"Unto the praise of His glory," This phrase speaks of the glorified saints praising the infinite magnificence of God. Beholding His excellence, we will then without variation glory in the Lord. In the meantime, in the interim between now and our glorification let us strive with all of our might to bring glory to Him who has made us His "purchased possession."


Vs. 15 "Wherefore I also, after I heard of your faith in the Lord Jesus, and love unto all the saints.
Vs. 16 "Cease not to give thanks for you, making mention of you in my prayers." Paul was preeminently, a man of prayer. Prayer is one of the Christian’s greatest privileges, yet with many it seems to be a hateful duty, the dereliction of which brings no bitter consequent. While the Lord will rebuke His prayer less saints Paul knew that his God had said, "Call upon me in the day of trouble: I will deliver thee and thou shalt glorify Me" (Psa-50:15), While prayer is a duty, it was an exceedingly joyful one for Paul.
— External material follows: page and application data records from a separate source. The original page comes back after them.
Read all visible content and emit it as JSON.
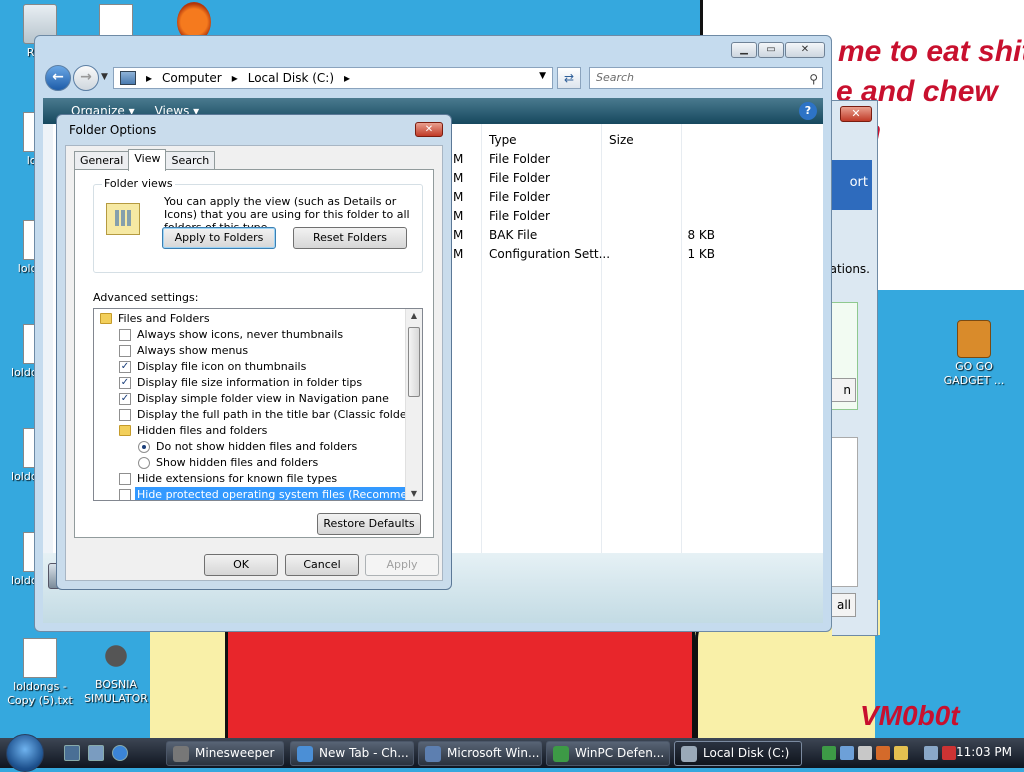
{
  "desktop": {
    "meme_lines": [
      "me to eat shit",
      "e and chew",
      "um"
    ],
    "watermark": "VM0b0t",
    "icons": [
      {
        "label": "Recy",
        "glyph": "recycle-bin"
      },
      {
        "label": "",
        "glyph": "document"
      },
      {
        "label": "",
        "glyph": "firefox"
      },
      {
        "label": "loldo",
        "glyph": "document"
      },
      {
        "label": "loldo Co",
        "glyph": "document"
      },
      {
        "label": "loldo Copy",
        "glyph": "document"
      },
      {
        "label": "loldo Copy",
        "glyph": "document"
      },
      {
        "label": "loldo Copy",
        "glyph": "document"
      },
      {
        "label": "loldongs - Copy (5).txt",
        "glyph": "document"
      },
      {
        "label": "BOSNIA SIMULATOR",
        "glyph": "minesweeper"
      },
      {
        "label": "GO GO GADGET ...",
        "glyph": "briefcase"
      }
    ]
  },
  "explorer": {
    "address_parts": [
      "Computer",
      "Local Disk (C:)"
    ],
    "search_placeholder": "Search",
    "cmd_organize": "Organize ▾",
    "cmd_views": "Views ▾",
    "columns": {
      "type": "Type",
      "size": "Size"
    },
    "rows": [
      {
        "mod": "M",
        "type": "File Folder",
        "size": ""
      },
      {
        "mod": "M",
        "type": "File Folder",
        "size": ""
      },
      {
        "mod": "M",
        "type": "File Folder",
        "size": ""
      },
      {
        "mod": "M",
        "type": "File Folder",
        "size": ""
      },
      {
        "mod": "M",
        "type": "BAK File",
        "size": "8 KB"
      },
      {
        "mod": "M",
        "type": "Configuration Sett...",
        "size": "1 KB"
      }
    ]
  },
  "background_window": {
    "panel_text": "ort",
    "text": "ations.",
    "button_text": "n",
    "button_all": "all"
  },
  "dialog": {
    "title": "Folder Options",
    "tabs": [
      "General",
      "View",
      "Search"
    ],
    "active_tab": "View",
    "folder_views_label": "Folder views",
    "folder_views_text": "You can apply the view (such as Details or Icons) that you are using for this folder to all folders of this type.",
    "apply_to_folders": "Apply to Folders",
    "reset_folders": "Reset Folders",
    "advanced_label": "Advanced settings:",
    "settings": [
      {
        "kind": "folder",
        "indent": 0,
        "label": "Files and Folders"
      },
      {
        "kind": "checkbox",
        "indent": 1,
        "checked": false,
        "label": "Always show icons, never thumbnails"
      },
      {
        "kind": "checkbox",
        "indent": 1,
        "checked": false,
        "label": "Always show menus"
      },
      {
        "kind": "checkbox",
        "indent": 1,
        "checked": true,
        "label": "Display file icon on thumbnails"
      },
      {
        "kind": "checkbox",
        "indent": 1,
        "checked": true,
        "label": "Display file size information in folder tips"
      },
      {
        "kind": "checkbox",
        "indent": 1,
        "checked": true,
        "label": "Display simple folder view in Navigation pane"
      },
      {
        "kind": "checkbox",
        "indent": 1,
        "checked": false,
        "label": "Display the full path in the title bar (Classic folders only)"
      },
      {
        "kind": "folder",
        "indent": 1,
        "label": "Hidden files and folders"
      },
      {
        "kind": "radio",
        "indent": 2,
        "checked": true,
        "label": "Do not show hidden files and folders"
      },
      {
        "kind": "radio",
        "indent": 2,
        "checked": false,
        "label": "Show hidden files and folders"
      },
      {
        "kind": "checkbox",
        "indent": 1,
        "checked": false,
        "label": "Hide extensions for known file types"
      },
      {
        "kind": "checkbox",
        "indent": 1,
        "checked": false,
        "selected": true,
        "label": "Hide protected operating system files (Recommended)"
      }
    ],
    "restore_defaults": "Restore Defaults",
    "ok": "OK",
    "cancel": "Cancel",
    "apply": "Apply"
  },
  "taskbar": {
    "tasks": [
      {
        "label": "Minesweeper",
        "icon": "minesweeper-icon",
        "active": false
      },
      {
        "label": "New Tab - Ch...",
        "icon": "chrome-icon",
        "active": false
      },
      {
        "label": "Microsoft Win...",
        "icon": "window-icon",
        "active": false
      },
      {
        "label": "WinPC Defen...",
        "icon": "shield-icon",
        "active": false
      },
      {
        "label": "Local Disk (C:)",
        "icon": "drive-icon",
        "active": true
      }
    ],
    "clock": "11:03 PM"
  }
}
Paul said, "After I heard of your faith in the Lord Jesus, and love unto all saints," Paul's prayer for the Ephesian church was prompted by the wonderful manifestation of divine grace in their lives. People saved by grace will be gracious people, and thus it was with the Ephesian church, and thus it was, they were ever in Paul's prayers, lie said, I "cease not to give thanks for you making mention of you in my prayers" (vs. 16).
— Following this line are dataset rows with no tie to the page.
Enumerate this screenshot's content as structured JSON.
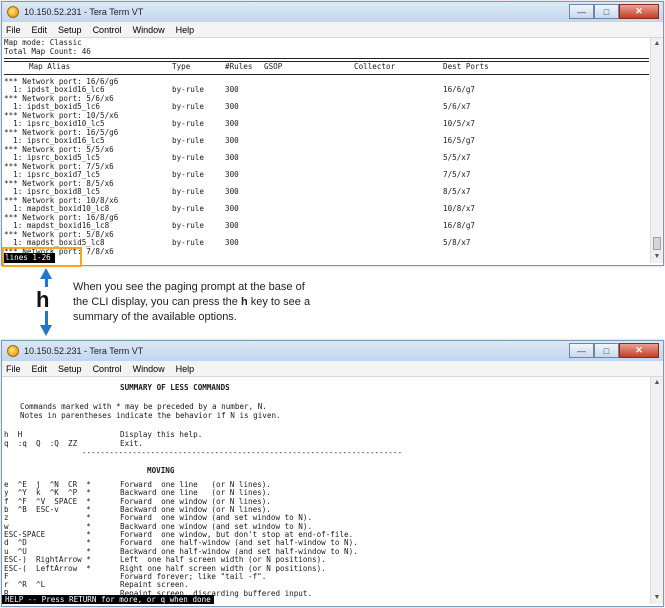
{
  "top": {
    "title": "10.150.52.231 - Tera Term VT",
    "menu": [
      "File",
      "Edit",
      "Setup",
      "Control",
      "Window",
      "Help"
    ],
    "lines": [
      "Map mode: Classic",
      "Total Map Count: 46"
    ],
    "headers": {
      "alias": "Map Alias",
      "type": "Type",
      "rules": "#Rules",
      "gsop": "GSOP",
      "collector": "Collector",
      "dest": "Dest Ports"
    },
    "rows": [
      {
        "port": "*** Network port: 16/6/g6",
        "alias": "  1: ipdst_boxid16_lc6",
        "type": "by-rule",
        "rules": "300",
        "dest": "16/6/g7"
      },
      {
        "port": "*** Network port: 5/6/x6",
        "alias": "  1: ipdst_boxid5_lc6",
        "type": "by-rule",
        "rules": "300",
        "dest": "5/6/x7"
      },
      {
        "port": "*** Network port: 10/5/x6",
        "alias": "  1: ipsrc_boxid10_lc5",
        "type": "by-rule",
        "rules": "300",
        "dest": "10/5/x7"
      },
      {
        "port": "*** Network port: 16/5/g6",
        "alias": "  1: ipsrc_boxid16_lc5",
        "type": "by-rule",
        "rules": "300",
        "dest": "16/5/g7"
      },
      {
        "port": "*** Network port: 5/5/x6",
        "alias": "  1: ipsrc_boxid5_lc5",
        "type": "by-rule",
        "rules": "300",
        "dest": "5/5/x7"
      },
      {
        "port": "*** Network port: 7/5/x6",
        "alias": "  1: ipsrc_boxid7_lc5",
        "type": "by-rule",
        "rules": "300",
        "dest": "7/5/x7"
      },
      {
        "port": "*** Network port: 8/5/x6",
        "alias": "  1: ipsrc_boxid8_lc5",
        "type": "by-rule",
        "rules": "300",
        "dest": "8/5/x7"
      },
      {
        "port": "*** Network port: 10/8/x6",
        "alias": "  1: mapdst_boxid10_lc8",
        "type": "by-rule",
        "rules": "300",
        "dest": "10/8/x7"
      },
      {
        "port": "*** Network port: 16/8/g6",
        "alias": "  1: mapdst_boxid16_lc8",
        "type": "by-rule",
        "rules": "300",
        "dest": "16/8/g7"
      },
      {
        "port": "*** Network port: 5/8/x6",
        "alias": "  1: mapdst_boxid5_lc8",
        "type": "by-rule",
        "rules": "300",
        "dest": "5/8/x7"
      }
    ],
    "last_partial": "*** Network port: 7/8/x6",
    "prompt": "lines 1-26"
  },
  "callout": {
    "key": "h",
    "text_before": "When you see the paging prompt at the base of the CLI display, you can press the ",
    "key_inline": "h",
    "text_after": " key to see a summary of the available options."
  },
  "bottom": {
    "title": "10.150.52.231 - Tera Term VT",
    "menu": [
      "File",
      "Edit",
      "Setup",
      "Control",
      "Window",
      "Help"
    ],
    "summary_title": "SUMMARY OF LESS COMMANDS",
    "note1": "Commands marked with * may be preceded by a number, N.",
    "note2": "Notes in parentheses indicate the behavior if N is given.",
    "help_rows": [
      {
        "keys": "h  H",
        "desc": "Display this help."
      },
      {
        "keys": "q  :q  Q  :Q  ZZ",
        "desc": "Exit."
      }
    ],
    "divider": "----------------------------------------------------------------------",
    "moving_title": "MOVING",
    "moving_rows": [
      {
        "keys": "e  ^E  j  ^N  CR  *",
        "desc": "Forward  one line   (or N lines)."
      },
      {
        "keys": "y  ^Y  k  ^K  ^P  *",
        "desc": "Backward one line   (or N lines)."
      },
      {
        "keys": "f  ^F  ^V  SPACE  *",
        "desc": "Forward  one window (or N lines)."
      },
      {
        "keys": "b  ^B  ESC-v      *",
        "desc": "Backward one window (or N lines)."
      },
      {
        "keys": "z                 *",
        "desc": "Forward  one window (and set window to N)."
      },
      {
        "keys": "w                 *",
        "desc": "Backward one window (and set window to N)."
      },
      {
        "keys": "ESC-SPACE         *",
        "desc": "Forward  one window, but don't stop at end-of-file."
      },
      {
        "keys": "d  ^D             *",
        "desc": "Forward  one half-window (and set half-window to N)."
      },
      {
        "keys": "u  ^U             *",
        "desc": "Backward one half-window (and set half-window to N)."
      },
      {
        "keys": "ESC-)  RightArrow *",
        "desc": "Left  one half screen width (or N positions)."
      },
      {
        "keys": "ESC-(  LeftArrow  *",
        "desc": "Right one half screen width (or N positions)."
      },
      {
        "keys": "F",
        "desc": "Forward forever; like \"tail -f\"."
      },
      {
        "keys": "r  ^R  ^L",
        "desc": "Repaint screen."
      },
      {
        "keys": "R",
        "desc": "Repaint screen, discarding buffered input."
      }
    ],
    "status": "HELP -- Press RETURN for more, or q when done"
  },
  "colors": {
    "accent": "#f5a623",
    "arrow": "#1f78c8",
    "titlebar": "#c3d6ee",
    "close": "#c43d27"
  },
  "icons": [
    "tera-term-icon",
    "minimize-icon",
    "maximize-icon",
    "close-icon",
    "scroll-up-icon",
    "scroll-down-icon"
  ]
}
The Ephesian saints were manifestly the objects of God's love and grace; this is seen in their being sealed by the Holy Spirit. The "seal" as we said before, speaks of God's loving ownership, arid vested authority. The Ephesian church was well versed in doctrine, this is seen from the deep doctrinal truth mentioned in the first 14 verses of chapter one. They were a missionary church; this is seen in their "love for all saints." In view of these two characteristics of the Ephesian church, Paul's heart swelled up with gratitude toward God for them. They had attained to great heights on God's mountain of grace, and Paul writes to encourage them to keep keeping on in the good fight of faith. Their faith in God gave birth to their love for all of God's people.
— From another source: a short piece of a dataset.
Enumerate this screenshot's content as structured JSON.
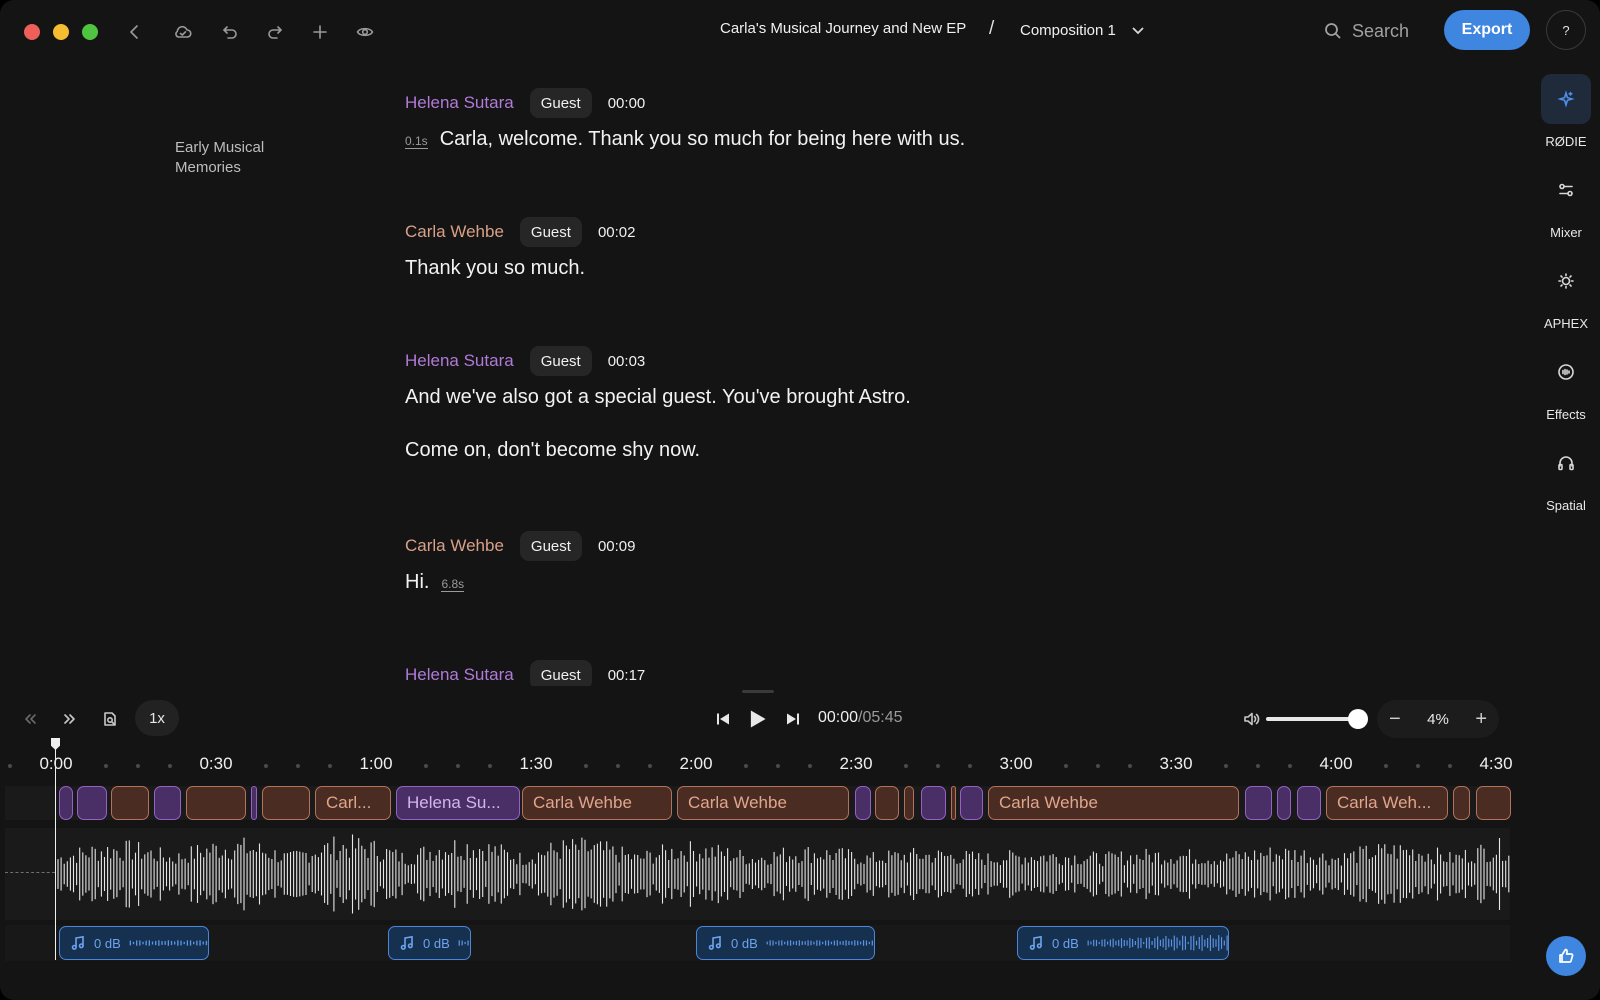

"After I heard", these words of Paul have been erroneously taken by some Bible scholars to mean that Paul had no personal acquaintance with the Ephesian church. However, this is not the case, Paul had spent three years (Acts 20:31) with the Ephesians, a longer period of time than he had spent with any particular church. The things that Paul heard of the Ephesian church was that they had faith toward God, and love toward the saints. This "faith", I believe, is more than trust or confidence in God; it also includes a proper doctrinal system. So the words, "After I heard" refer to progressive sanctification, which is present and continuing experience for those whose object of trust is Jesus Christ. They do not refer to the Ephesians initial experience of grace whereby they were saved, but to their growth in grace.

Paul's prayer (Vs. 16) emanates from a heart overflowing with gratitude toward God for the Ephesian church. We find in Paul's writings that he is evermore giving thanks to God, and this is especially true as regards the Lord's churches of Paul's day. We hear him say to the church at Rome, "...I thank my God...for you all..." (Rom. 1:8) To the church at Corinth, "I thank my God always on your behalf..." (1 Cor. 1:4)
To the church at Philippi, "I thank my God upon ever remembrance of You" (1:3).
To the church at Thessalonica "'we give thanks to God always or you all, making mention of you in our prayers." (I Thes. 1:2).

We learn from these verses (15-16) that Paul knows,
1. How to be thankful.
2. Whom to thank.
3. And that his thankfulness is not short lived, but that it is undiminished and daily. He says, "I cease not."

4. Also, we note Paul knows what to be thankful for, he is thankful for their love and faith.